Recent media attention has exposed parents and caregivers to the most extreme and frightening bullying situations. On the one hand, this has created a climate of genuine concern about the issue. On the other hand, the more subtle, insidious and pervasive forms of bullying and inequity are more easily overlooked when such extreme situations are the reference point.
Schools can aim to raise awareness about the subtle and more obvious power dynamics that underlie bullying and inequity in schools and within our broader culture and society. Parents and caregivers can begin to observe when abusive power dynamics shape daily interactions within their children’s peer group.
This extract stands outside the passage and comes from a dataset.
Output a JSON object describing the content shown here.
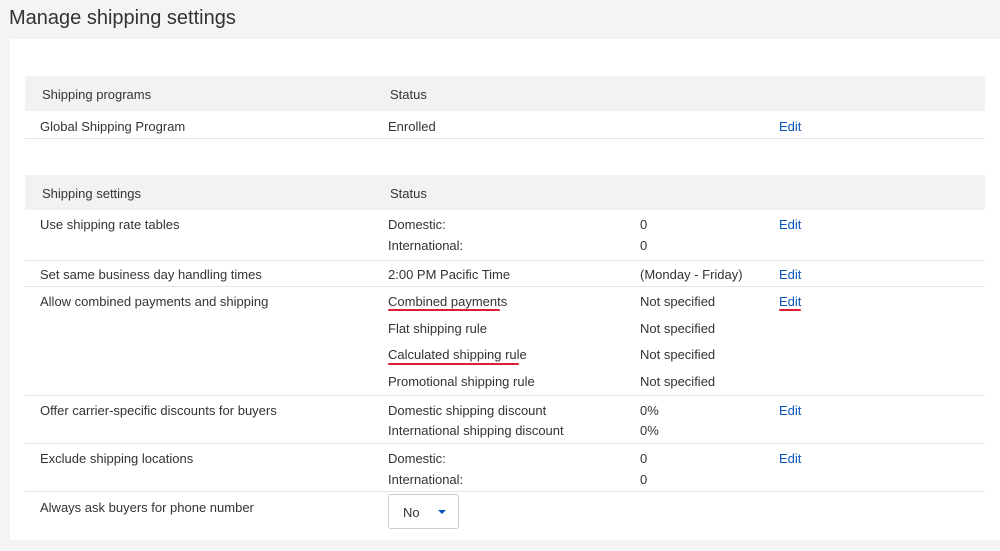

This may lead to observing the seeds of bullying and inequity in other contexts, such as the family, the neighbourhood, the workplace or the community at large. Tolerance for bullying and inequity begins when we overlook or ignore such dynamics in any context of our daily lives.
Understanding subtle and pervasive forms of bullying and inequity in any context helps to increase awareness of the issue and its basis in the school culture. At the same time, it is essential to disseminate a clear and widely understood and agreed upon definition of the problem. This helps to avoid a backlash where conflict and peer aggression are conflated with bullying and inequity.